DESCRIPTION OF THE TASK — Which lines in the data below contain the word "Πατέρα"? Return each of them.

(Data extracted from a collection)
···

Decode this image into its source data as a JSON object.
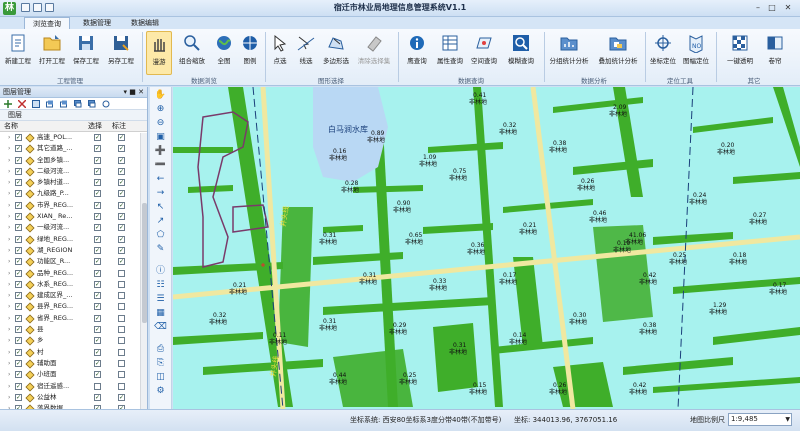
{
  "window": {
    "title": "宿迁市林业局地理信息管理系统V1.1"
  },
  "tabs": [
    {
      "label": "浏览查询",
      "active": true
    },
    {
      "label": "数据管理",
      "active": false
    },
    {
      "label": "数据编辑",
      "active": false
    }
  ],
  "ribbon": {
    "groups": [
      {
        "label": "工程管理",
        "buttons": [
          "新建工程",
          "打开工程",
          "保存工程",
          "另存工程"
        ]
      },
      {
        "label": "数据浏览",
        "buttons": [
          "漫游",
          "组合缩放",
          "全图",
          "图例"
        ]
      },
      {
        "label": "图形选择",
        "buttons": [
          "点选",
          "线选",
          "多边形选",
          "清除选择集"
        ]
      },
      {
        "label": "数据查询",
        "buttons": [
          "鹰查询",
          "属性查询",
          "空间查询",
          "模糊查询"
        ]
      },
      {
        "label": "数据分析",
        "buttons": [
          "分组统计分析",
          "叠加统计分析"
        ]
      },
      {
        "label": "定位工具",
        "buttons": [
          "坐标定位",
          "图幅定位"
        ]
      },
      {
        "label": "其它",
        "buttons": [
          "一键透明",
          "卷帘"
        ]
      }
    ]
  },
  "left_panel": {
    "title": "图层管理",
    "tab": "图层",
    "columns": {
      "name": "名称",
      "select": "选择",
      "label": "标注"
    },
    "layers": [
      {
        "name": "高速_POL...",
        "visible": true,
        "select": true,
        "label": true
      },
      {
        "name": "其它道路_...",
        "visible": true,
        "select": true,
        "label": true
      },
      {
        "name": "全国乡镇...",
        "visible": true,
        "select": true,
        "label": true
      },
      {
        "name": "二级河流...",
        "visible": true,
        "select": true,
        "label": true
      },
      {
        "name": "乡镇村道...",
        "visible": true,
        "select": true,
        "label": true
      },
      {
        "name": "九级路_P...",
        "visible": true,
        "select": true,
        "label": true
      },
      {
        "name": "市界_REG...",
        "visible": true,
        "select": true,
        "label": true
      },
      {
        "name": "XIAN_ Re...",
        "visible": true,
        "select": true,
        "label": true
      },
      {
        "name": "一级河流...",
        "visible": true,
        "select": true,
        "label": true
      },
      {
        "name": "绿地_REG...",
        "visible": true,
        "select": true,
        "label": true
      },
      {
        "name": "湖_REGION",
        "visible": true,
        "select": true,
        "label": true
      },
      {
        "name": "功能区_R...",
        "visible": true,
        "select": true,
        "label": true
      },
      {
        "name": "品种_REG...",
        "visible": true,
        "select": true,
        "label": false
      },
      {
        "name": "水系_REG...",
        "visible": true,
        "select": true,
        "label": false
      },
      {
        "name": "建成区界_...",
        "visible": true,
        "select": true,
        "label": false
      },
      {
        "name": "县界_REG...",
        "visible": true,
        "select": true,
        "label": false
      },
      {
        "name": "省界_REG...",
        "visible": true,
        "select": true,
        "label": false
      },
      {
        "name": "县",
        "visible": true,
        "select": true,
        "label": false
      },
      {
        "name": "乡",
        "visible": true,
        "select": true,
        "label": false
      },
      {
        "name": "村",
        "visible": true,
        "select": true,
        "label": false
      },
      {
        "name": "辅助面",
        "visible": true,
        "select": true,
        "label": false
      },
      {
        "name": "小班面",
        "visible": true,
        "select": true,
        "label": false
      },
      {
        "name": "宿迁遥感...",
        "visible": true,
        "select": false,
        "label": false
      },
      {
        "name": "公益林",
        "visible": true,
        "select": true,
        "label": true
      },
      {
        "name": "落界数据...",
        "visible": true,
        "select": true,
        "label": true
      }
    ]
  },
  "map": {
    "lake_label": "白马涧水库",
    "road_labels": [
      "井头线",
      "井头线"
    ],
    "parcel_labels": [
      {
        "value": "0.89",
        "type": "非林地"
      },
      {
        "value": "0.41",
        "type": "非林地"
      },
      {
        "value": "2.09",
        "type": "非林地"
      },
      {
        "value": "0.16",
        "type": "非林地"
      },
      {
        "value": "0.28",
        "type": "非林地"
      },
      {
        "value": "0.90",
        "type": "非林地"
      },
      {
        "value": "1.09",
        "type": "非林地"
      },
      {
        "value": "0.75",
        "type": "非林地"
      },
      {
        "value": "0.32",
        "type": "非林地"
      },
      {
        "value": "0.38",
        "type": "非林地"
      },
      {
        "value": "0.26",
        "type": "非林地"
      },
      {
        "value": "0.46",
        "type": "非林地"
      },
      {
        "value": "0.21",
        "type": "非林地"
      },
      {
        "value": "0.36",
        "type": "非林地"
      },
      {
        "value": "0.65",
        "type": "非林地"
      },
      {
        "value": "0.31",
        "type": "非林地"
      },
      {
        "value": "0.31",
        "type": "非林地"
      },
      {
        "value": "0.33",
        "type": "非林地"
      },
      {
        "value": "0.17",
        "type": "非林地"
      },
      {
        "value": "0.10",
        "type": "非林地"
      },
      {
        "value": "0.42",
        "type": "非林地"
      },
      {
        "value": "0.25",
        "type": "非林地"
      },
      {
        "value": "0.24",
        "type": "非林地"
      },
      {
        "value": "0.20",
        "type": "非林地"
      },
      {
        "value": "41.06",
        "type": "非林地"
      },
      {
        "value": "0.18",
        "type": "非林地"
      },
      {
        "value": "0.27",
        "type": "非林地"
      },
      {
        "value": "0.17",
        "type": "非林地"
      },
      {
        "value": "1.29",
        "type": "非林地"
      },
      {
        "value": "0.38",
        "type": "非林地"
      },
      {
        "value": "0.30",
        "type": "非林地"
      },
      {
        "value": "0.14",
        "type": "非林地"
      },
      {
        "value": "0.31",
        "type": "非林地"
      },
      {
        "value": "0.29",
        "type": "非林地"
      },
      {
        "value": "0.31",
        "type": "非林地"
      },
      {
        "value": "0.21",
        "type": "非林地"
      },
      {
        "value": "0.32",
        "type": "非林地"
      },
      {
        "value": "0.11",
        "type": "非林地"
      },
      {
        "value": "0.44",
        "type": "非林地"
      },
      {
        "value": "0.25",
        "type": "非林地"
      },
      {
        "value": "0.15",
        "type": "非林地"
      },
      {
        "value": "0.26",
        "type": "非林地"
      },
      {
        "value": "0.42",
        "type": "非林地"
      }
    ],
    "colors": {
      "background": "#a7f2ee",
      "green_strip": "#3fae2a",
      "lake": "#b9d8f4",
      "road": "#f0e8a0",
      "boundary": "#7a3a6a"
    }
  },
  "status": {
    "coord_system": "坐标系统: 西安80坐标系3度分带40带(不加带号)",
    "coords": "坐标: 344013.96, 3767051.16",
    "scale_label": "地图比例尺",
    "scale_value": "1:9,485"
  }
}
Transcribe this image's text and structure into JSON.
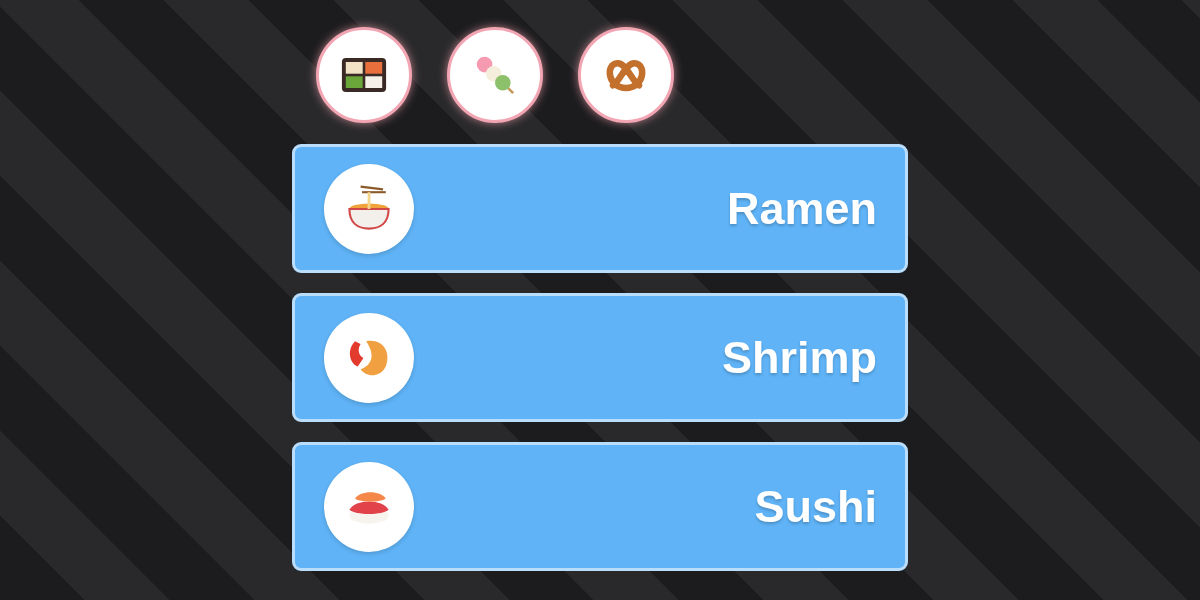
{
  "favorites": [
    {
      "kind": "bento"
    },
    {
      "kind": "dango"
    },
    {
      "kind": "pretzel"
    }
  ],
  "items": [
    {
      "kind": "ramen",
      "label": "Ramen"
    },
    {
      "kind": "shrimp",
      "label": "Shrimp"
    },
    {
      "kind": "sushi",
      "label": "Sushi"
    }
  ]
}
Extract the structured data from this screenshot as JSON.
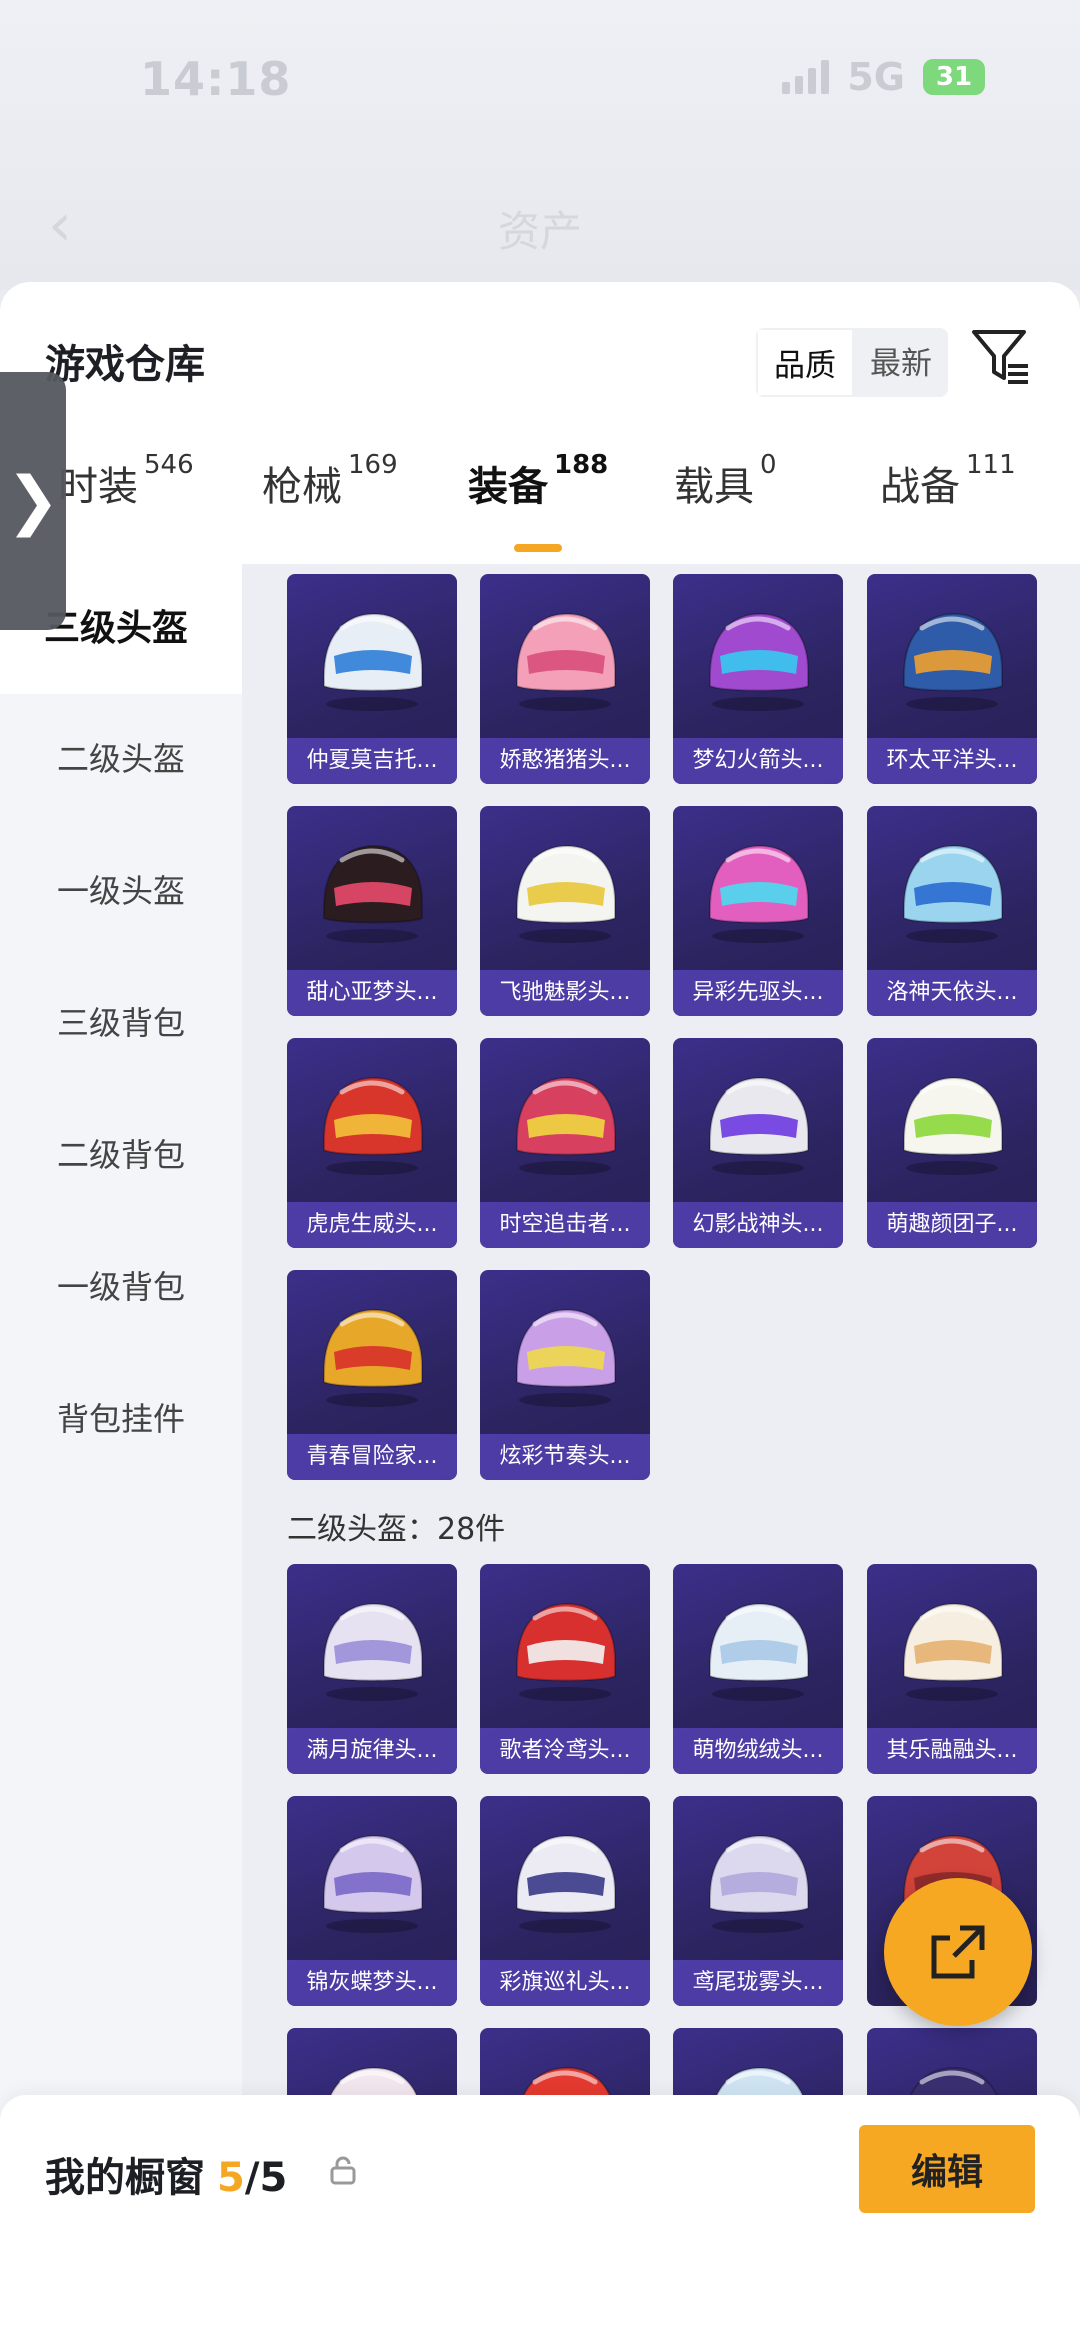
{
  "status_bar": {
    "time": "14:18",
    "network": "5G",
    "battery": "31"
  },
  "header": {
    "title": "资产"
  },
  "warehouse": {
    "title": "游戏仓库",
    "sort": {
      "quality": "品质",
      "latest": "最新"
    }
  },
  "tabs": [
    {
      "label": "时装",
      "count": "546"
    },
    {
      "label": "枪械",
      "count": "169"
    },
    {
      "label": "装备",
      "count": "188"
    },
    {
      "label": "载具",
      "count": "0"
    },
    {
      "label": "战备",
      "count": "111"
    }
  ],
  "sidebar": {
    "items": [
      {
        "label": "三级头盔"
      },
      {
        "label": "二级头盔"
      },
      {
        "label": "一级头盔"
      },
      {
        "label": "三级背包"
      },
      {
        "label": "二级背包"
      },
      {
        "label": "一级背包"
      },
      {
        "label": "背包挂件"
      }
    ]
  },
  "level3_items": [
    {
      "name": "仲夏莫吉托...",
      "color": "#e8eef6",
      "accent": "#2f7dd8"
    },
    {
      "name": "娇憨猪猪头...",
      "color": "#f3a0b8",
      "accent": "#d84f7c"
    },
    {
      "name": "梦幻火箭头...",
      "color": "#a04ad0",
      "accent": "#35c9f0"
    },
    {
      "name": "环太平洋头...",
      "color": "#2e5ca8",
      "accent": "#f0a030"
    },
    {
      "name": "甜心亚梦头...",
      "color": "#2b1d1f",
      "accent": "#e94a6a"
    },
    {
      "name": "飞驰魅影头...",
      "color": "#f4f4f0",
      "accent": "#e8c83a"
    },
    {
      "name": "异彩先驱头...",
      "color": "#e25fc0",
      "accent": "#4adcf0"
    },
    {
      "name": "洛神天依头...",
      "color": "#9ad4ee",
      "accent": "#2a6ad0"
    },
    {
      "name": "虎虎生威头...",
      "color": "#d8352b",
      "accent": "#f3c23a"
    },
    {
      "name": "时空追击者...",
      "color": "#d84060",
      "accent": "#f0d840"
    },
    {
      "name": "幻影战神头...",
      "color": "#e8e8ee",
      "accent": "#6e3ae0"
    },
    {
      "name": "萌趣颜团子...",
      "color": "#f6f6ee",
      "accent": "#8bd83a"
    },
    {
      "name": "青春冒险家...",
      "color": "#e7a82a",
      "accent": "#d8302a"
    },
    {
      "name": "炫彩节奏头...",
      "color": "#c9a0e8",
      "accent": "#f0d84a"
    }
  ],
  "section_level2": {
    "label": "二级头盔：28件"
  },
  "level2_items": [
    {
      "name": "满月旋律头...",
      "color": "#e6e2f2",
      "accent": "#9a8fd8"
    },
    {
      "name": "歌者泠鸢头...",
      "color": "#d8302e",
      "accent": "#f4f4f4"
    },
    {
      "name": "萌物绒绒头...",
      "color": "#e6eef6",
      "accent": "#a8c8e8"
    },
    {
      "name": "其乐融融头...",
      "color": "#f6eee0",
      "accent": "#e6b070"
    },
    {
      "name": "锦灰蝶梦头...",
      "color": "#d4c8ec",
      "accent": "#7a68c8"
    },
    {
      "name": "彩旗巡礼头...",
      "color": "#ecebf4",
      "accent": "#3a3a8a"
    },
    {
      "name": "鸢尾珑雾头...",
      "color": "#dcd8ee",
      "accent": "#b0a8dc"
    },
    {
      "name": "",
      "color": "#d2433a",
      "accent": "#8a2a2a"
    },
    {
      "name": "",
      "color": "#f2e6ee",
      "accent": "#e8a0b8"
    },
    {
      "name": "",
      "color": "#e43a30",
      "accent": "#f2c0b0"
    },
    {
      "name": "",
      "color": "#cfe4f2",
      "accent": "#8ab8e0"
    },
    {
      "name": "",
      "color": "#3a2f70",
      "accent": "#3a2f70"
    }
  ],
  "bottom_bar": {
    "title": "我的橱窗",
    "current": "5",
    "total": "/5",
    "edit": "编辑"
  }
}
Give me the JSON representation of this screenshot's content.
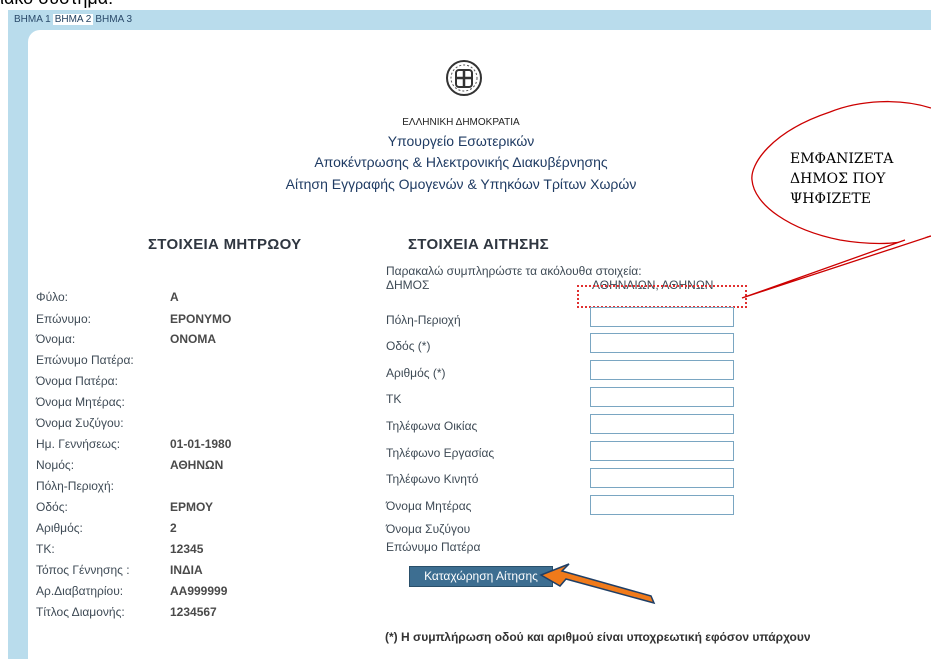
{
  "top_cut_text": "ιακό σύστημα:",
  "steps": [
    "ΒΗΜΑ 1",
    "ΒΗΜΑ 2",
    "ΒΗΜΑ 3"
  ],
  "header": {
    "republic": "ΕΛΛΗΝΙΚΗ ΔΗΜΟΚΡΑΤΙΑ",
    "ministry": "Υπουργείο Εσωτερικών",
    "ministry2": "Αποκέντρωσης & Ηλεκτρονικής Διακυβέρνησης",
    "subtitle": "Αίτηση Εγγραφής Ομογενών & Υπηκόων Τρίτων Χωρών"
  },
  "registry": {
    "title": "ΣΤΟΙΧΕΙΑ ΜΗΤΡΩΟΥ",
    "rows": [
      {
        "label": "Φύλο:",
        "value": "Α"
      },
      {
        "label": "Επώνυμο:",
        "value": "ΕΡΟΝΥΜΟ"
      },
      {
        "label": "Όνομα:",
        "value": "ΟΝΟΜΑ"
      },
      {
        "label": "Επώνυμο Πατέρα:",
        "value": ""
      },
      {
        "label": "Όνομα Πατέρα:",
        "value": ""
      },
      {
        "label": "Όνομα Μητέρας:",
        "value": ""
      },
      {
        "label": "Όνομα Συζύγου:",
        "value": ""
      },
      {
        "label": "Ημ. Γεννήσεως:",
        "value": "01-01-1980"
      },
      {
        "label": "Νομός:",
        "value": "ΑΘΗΝΩΝ"
      },
      {
        "label": "Πόλη-Περιοχή:",
        "value": ""
      },
      {
        "label": "Οδός:",
        "value": "ΕΡΜΟΥ"
      },
      {
        "label": "Αριθμός:",
        "value": "2"
      },
      {
        "label": "ΤΚ:",
        "value": "12345"
      },
      {
        "label": "Τόπος Γέννησης :",
        "value": "ΙΝΔΙΑ"
      },
      {
        "label": "Αρ.Διαβατηρίου:",
        "value": "ΑΑ999999"
      },
      {
        "label": "Τίτλος Διαμονής:",
        "value": "1234567"
      }
    ]
  },
  "application": {
    "title": "ΣΤΟΙΧΕΙΑ ΑΙΤΗΣΗΣ",
    "instruction": "Παρακαλώ συμπληρώστε τα ακόλουθα στοιχεία:",
    "municipality_label": "ΔΗΜΟΣ",
    "municipality_value": "ΑΘΗΝΑΙΩΝ, ΑΘΗΝΩΝ",
    "fields": [
      {
        "label": "Πόλη-Περιοχή"
      },
      {
        "label": "Οδός (*)"
      },
      {
        "label": "Αριθμός (*)"
      },
      {
        "label": "ΤΚ"
      },
      {
        "label": "Τηλέφωνα Οικίας"
      },
      {
        "label": "Τηλέφωνο Εργασίας"
      },
      {
        "label": "Τηλέφωνο Κινητό"
      },
      {
        "label": "Όνομα Μητέρας"
      }
    ],
    "extra_labels": [
      "Όνομα Συζύγου",
      "Επώνυμο Πατέρα"
    ],
    "submit_label": "Καταχώρηση Αίτησης",
    "note": "(*) Η συμπλήρωση οδού και αριθμού είναι υποχρεωτική εφόσον υπάρχουν"
  },
  "callout": {
    "lines": [
      "ΕΜΦΑΝΙΖΕΤΑ",
      "ΔΗΜΟΣ ΠΟΥ",
      "ΨΗΦΙΖΕΤΕ"
    ],
    "color": "#cc0000"
  },
  "arrow_color": "#f07a1a"
}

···

EXERCISE SOLUTION —
        "label": "Επώνυμο Πατέρα:",
        "label": "Όνομα Πατέρα:",
      "Επώνυμο Πατέρα"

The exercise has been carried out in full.